If outdoor air is considered satisfactory, and air pollution poses little or no risk, all facilities, classrooms, and offices should be ventilated for at least a 24-hour period. Heating, ventilation, and air conditioning (HVAC) system filters should be replaced as soon as possible, and, if necessary, replaced frequently thereafter to remove additional ash and odorous particle build-up. Schools would benefit by changing to higher efficiency filters—as high as can be used safely in existing HVAC systems. Filters with at least a minimum efficiency reporting value or MERV rating of 8, and preferably higher, should be used because higher efficiency filters will remove more of the smaller particles from the air that pose health risks. Check with HVAC system manufacturers regarding suitable filters for the systems.

Ash and other particles should be gently swept. High efficiency particulate air or HEPA filters should be installed on all vacuums. Hard surfaces, such as hard floors, desks, and bookcases should be cleaned with a wet cloth or towel. Objects that the students use, such as toys, athletic equipment, and drinking fountains that may have been exposed to settled ash or dust should also be thoroughly cleaned.
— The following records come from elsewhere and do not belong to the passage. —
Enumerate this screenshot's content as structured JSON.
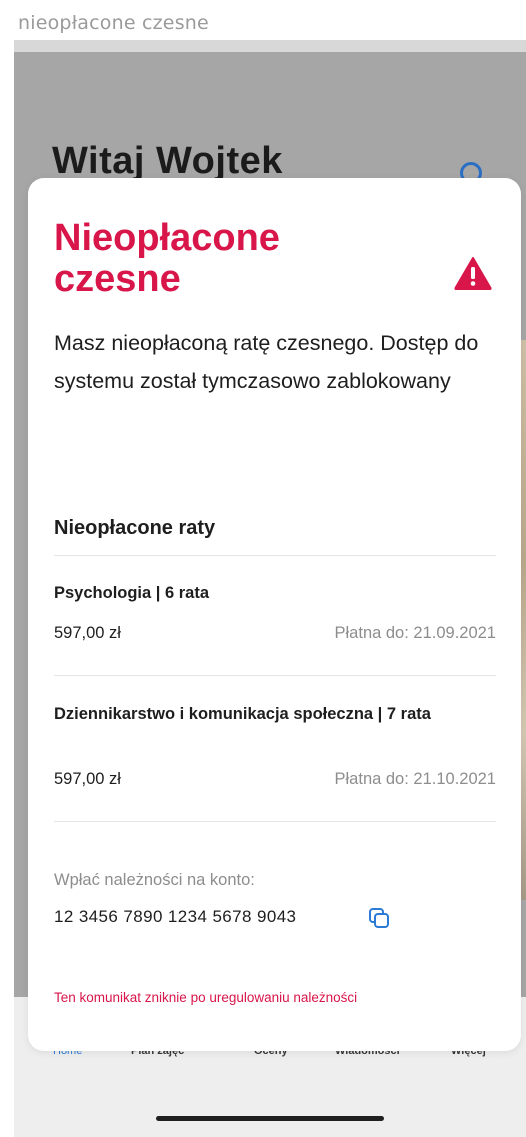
{
  "caption": "nieopłacone czesne",
  "background": {
    "greeting": "Witaj Wojtek",
    "tabs": [
      {
        "label": "Home"
      },
      {
        "label": "Plan zajęć"
      },
      {
        "label": "Oceny"
      },
      {
        "label": "Wiadomości"
      },
      {
        "label": "Więcej"
      }
    ]
  },
  "modal": {
    "title": "Nieopłacone czesne",
    "message": "Masz nieopłaconą ratę czesnego. Dostęp do systemu został tymczasowo zablokowany",
    "section_title": "Nieopłacone raty",
    "installments": [
      {
        "name": "Psychologia | 6 rata",
        "amount": "597,00 zł",
        "due": "Płatna do: 21.09.2021"
      },
      {
        "name": "Dziennikarstwo i komunikacja społeczna | 7 rata",
        "amount": "597,00 zł",
        "due": "Płatna do: 21.10.2021"
      }
    ],
    "account_label": "Wpłać należności na konto:",
    "account_number": "12 3456 7890 1234 5678 9043",
    "footer_note": "Ten komunikat zniknie po uregulowaniu należności"
  },
  "colors": {
    "accent": "#d8164a",
    "link_blue": "#2a7ad6",
    "overlay_gray": "#a6a6a6"
  },
  "icons": {
    "warning": "warning-triangle-icon",
    "copy": "copy-icon",
    "search": "search-icon"
  }
}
In no instance should ozone-generating devices be used to “deodorize” classrooms because ozone can react with chemicals in the air and on indoor surfaces to create formaldehyde, ultrafine particles, and other harmful substances.